Click here to purchase your copy!

My Review

I enjoyed this entertaining and informative novel. The narrative includes a contemporary story and a background one from 1878. The historical part of the novel is very informative, based on actual events during the yellow fever outbreak in Memphis.

The contemporary part of the novel is interesting, with a genealogical researcher, Jillian, as a main character. Jillian's father is a mediating lawyer at a law firm and it is interesting to see how he uses his skills in the family disagreement at the heart of the contemporary story.

One aspect of the novel I found lacking is descriptions of the characters. Newport does well describing houses and rooms but is so sparse on people I had difficulty picturing them. Meri is described as having “warm bronze skin” and I didn't know she was African-American until well into the book. And except for Jillian's frizzy hair, I can't tell you what she looks like. I do appreciate Jillian's obsession with finding just the right coffee mug with the right feel, however. I'm the same way.

Newport includes a number of issues in the plot. The most serious one is family expectations. What is a young woman to do when parents are overbearing in their demand she go into a certain profession, even though her heart is not in it?

My rating: 4/5 stars.

About the Author
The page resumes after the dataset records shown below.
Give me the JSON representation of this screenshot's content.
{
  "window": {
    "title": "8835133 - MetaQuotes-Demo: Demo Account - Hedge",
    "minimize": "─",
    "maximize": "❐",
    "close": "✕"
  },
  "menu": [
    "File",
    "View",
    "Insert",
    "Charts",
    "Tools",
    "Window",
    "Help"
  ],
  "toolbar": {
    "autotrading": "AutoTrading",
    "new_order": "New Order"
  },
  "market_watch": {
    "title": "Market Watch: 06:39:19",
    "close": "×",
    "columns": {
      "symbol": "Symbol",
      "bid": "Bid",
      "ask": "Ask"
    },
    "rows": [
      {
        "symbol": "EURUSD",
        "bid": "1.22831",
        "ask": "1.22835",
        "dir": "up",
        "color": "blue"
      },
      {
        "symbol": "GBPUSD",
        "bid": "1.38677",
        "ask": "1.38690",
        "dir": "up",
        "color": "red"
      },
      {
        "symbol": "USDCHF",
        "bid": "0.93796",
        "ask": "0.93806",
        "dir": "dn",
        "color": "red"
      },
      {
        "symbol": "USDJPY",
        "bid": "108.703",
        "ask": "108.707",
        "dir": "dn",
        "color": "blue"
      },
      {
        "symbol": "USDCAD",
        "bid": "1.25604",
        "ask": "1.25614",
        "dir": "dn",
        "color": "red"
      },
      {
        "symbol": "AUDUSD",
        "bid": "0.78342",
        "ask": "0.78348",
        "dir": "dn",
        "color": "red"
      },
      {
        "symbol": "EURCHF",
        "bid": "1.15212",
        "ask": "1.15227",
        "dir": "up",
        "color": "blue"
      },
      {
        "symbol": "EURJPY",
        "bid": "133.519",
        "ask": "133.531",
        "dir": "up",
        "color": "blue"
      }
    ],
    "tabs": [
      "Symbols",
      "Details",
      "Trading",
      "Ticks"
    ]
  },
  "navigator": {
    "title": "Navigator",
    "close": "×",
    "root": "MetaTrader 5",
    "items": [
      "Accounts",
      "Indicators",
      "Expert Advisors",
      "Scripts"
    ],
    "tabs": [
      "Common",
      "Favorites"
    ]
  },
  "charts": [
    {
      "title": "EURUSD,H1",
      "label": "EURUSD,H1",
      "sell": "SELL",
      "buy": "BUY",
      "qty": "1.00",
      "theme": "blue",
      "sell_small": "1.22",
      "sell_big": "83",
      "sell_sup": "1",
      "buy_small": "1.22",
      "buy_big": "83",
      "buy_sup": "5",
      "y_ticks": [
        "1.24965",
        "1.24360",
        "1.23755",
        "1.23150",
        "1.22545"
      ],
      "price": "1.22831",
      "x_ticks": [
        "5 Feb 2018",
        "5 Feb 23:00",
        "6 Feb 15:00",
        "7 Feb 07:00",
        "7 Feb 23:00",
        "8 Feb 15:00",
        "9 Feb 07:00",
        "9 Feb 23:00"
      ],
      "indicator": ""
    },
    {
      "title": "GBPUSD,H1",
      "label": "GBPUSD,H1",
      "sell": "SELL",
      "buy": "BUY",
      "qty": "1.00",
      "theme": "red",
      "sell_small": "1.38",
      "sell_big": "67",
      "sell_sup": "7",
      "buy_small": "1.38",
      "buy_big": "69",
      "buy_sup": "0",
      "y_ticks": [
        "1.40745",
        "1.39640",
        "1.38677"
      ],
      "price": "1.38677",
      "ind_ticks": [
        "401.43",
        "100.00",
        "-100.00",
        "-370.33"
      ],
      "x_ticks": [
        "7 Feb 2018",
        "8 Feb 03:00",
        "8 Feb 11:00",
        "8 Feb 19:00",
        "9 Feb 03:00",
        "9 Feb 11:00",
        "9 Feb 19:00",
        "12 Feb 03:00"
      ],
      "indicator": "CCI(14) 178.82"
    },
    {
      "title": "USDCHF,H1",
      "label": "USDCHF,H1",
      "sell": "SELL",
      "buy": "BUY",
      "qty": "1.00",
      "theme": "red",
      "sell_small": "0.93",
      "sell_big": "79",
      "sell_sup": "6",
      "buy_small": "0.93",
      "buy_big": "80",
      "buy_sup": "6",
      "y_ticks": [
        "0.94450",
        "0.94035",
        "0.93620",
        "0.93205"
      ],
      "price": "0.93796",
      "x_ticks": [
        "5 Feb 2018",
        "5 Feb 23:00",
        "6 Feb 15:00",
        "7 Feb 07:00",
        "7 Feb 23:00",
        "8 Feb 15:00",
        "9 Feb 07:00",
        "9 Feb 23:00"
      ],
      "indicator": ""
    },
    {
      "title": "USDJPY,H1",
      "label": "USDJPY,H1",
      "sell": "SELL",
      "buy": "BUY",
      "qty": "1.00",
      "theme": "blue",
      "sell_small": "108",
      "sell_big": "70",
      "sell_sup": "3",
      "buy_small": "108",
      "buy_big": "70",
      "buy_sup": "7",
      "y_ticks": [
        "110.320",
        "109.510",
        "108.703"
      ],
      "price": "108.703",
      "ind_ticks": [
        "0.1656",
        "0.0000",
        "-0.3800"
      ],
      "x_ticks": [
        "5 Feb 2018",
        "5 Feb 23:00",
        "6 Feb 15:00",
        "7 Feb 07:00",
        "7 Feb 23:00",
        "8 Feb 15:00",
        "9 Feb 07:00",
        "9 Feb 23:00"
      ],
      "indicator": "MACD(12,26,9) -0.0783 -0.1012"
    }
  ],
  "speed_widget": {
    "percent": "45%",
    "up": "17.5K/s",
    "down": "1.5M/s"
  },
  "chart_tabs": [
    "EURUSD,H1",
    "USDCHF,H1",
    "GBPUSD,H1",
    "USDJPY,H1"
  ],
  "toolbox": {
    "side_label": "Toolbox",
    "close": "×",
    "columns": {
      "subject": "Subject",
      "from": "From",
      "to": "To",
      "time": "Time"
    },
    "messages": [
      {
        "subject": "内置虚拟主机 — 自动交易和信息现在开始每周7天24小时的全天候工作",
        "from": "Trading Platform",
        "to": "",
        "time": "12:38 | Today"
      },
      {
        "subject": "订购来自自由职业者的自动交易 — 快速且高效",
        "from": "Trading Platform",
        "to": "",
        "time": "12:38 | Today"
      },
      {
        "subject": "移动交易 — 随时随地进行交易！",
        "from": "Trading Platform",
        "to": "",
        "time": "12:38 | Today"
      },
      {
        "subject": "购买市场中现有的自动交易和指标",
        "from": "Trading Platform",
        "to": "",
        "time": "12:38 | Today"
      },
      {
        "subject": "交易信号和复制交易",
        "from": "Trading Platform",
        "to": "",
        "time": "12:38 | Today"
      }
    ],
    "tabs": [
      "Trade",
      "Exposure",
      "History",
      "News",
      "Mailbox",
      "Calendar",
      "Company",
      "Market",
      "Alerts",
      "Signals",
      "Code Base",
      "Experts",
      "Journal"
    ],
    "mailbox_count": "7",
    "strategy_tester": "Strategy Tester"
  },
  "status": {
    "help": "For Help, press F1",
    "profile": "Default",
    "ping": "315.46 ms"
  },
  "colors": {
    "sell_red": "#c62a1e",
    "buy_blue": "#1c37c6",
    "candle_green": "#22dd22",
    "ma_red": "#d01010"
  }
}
Olivia Newport’s novels twist through time to find where faith and passions meet. Her husband and twentysomething children provide welcome distraction from the people stomping through her head on their way into her books. She chases joy in stunning Colorado at the foot of the Rockies, where daylilies grow as tall as she is.

More from Olivia

Of Family Lines and Family Lore 
 I suppose it all started in a cemetery. 
Once, while a group of relatives were visiting a cemetery, one of my cousins and I wandered off and looked at all sorts of graves, speculating about the names we read and the lives they represented. We were duly scolded both for separating from our families, which caused some consternation, and for being disrespectful—though I think the second accusation was a false one! 
Just because we were young children didn’t mean we were disrespecting the dead. Quite the opposite. We were respecting lives long forgotten with our curiosity about who they were and what legacies they left. 
These days a lot of people are interested in genealogy. Entire TV series spin around the theme, and DNA kits show up in Christmas stockings. Lost branches of family trees find the main trunk—sometimes with big surprises. 
My new Tree of Life series is set in the backdrop of a lovely Colorado mountain town I hope you’ll want to visit often, where a father-daughter genealogy team link present to past on family trees and characters learn about who they are, where they come from, and their unique faith journeys as they discover their own Tree of Life. It all starts with The Inn at Hidden Run. When Meri arrives in Canyon Mines because she wants to run away from her family, true answers come from understanding the past that generations have forgotten—the accounts from another time and place no longer handed down but that still form the backbone of the family’s story. 
What’s the backbone of your family’s history? How is it shaping your own future?

Blog Stops

Hallie Reads, May 22
Bigreadersite, May 23
By The Book, May 23
Mary Hake, May 28
Quiet Quilter, May 29
Remembrancy, May 30
Moments, May 31


To celebrate her tour, Olivia is giving away a grand prize of a $25 Amazon gift card and a copy of The Inn at Hidden Run!!
Be sure to comment on the blog stops for nine extra entries into the giveaway! Click the link below to enter.

I received a complimentary digital copy of this book through Celebrate Lit. My comments are an independent and honest review. The rest of the copy of this post was provided by Celebrate Lit.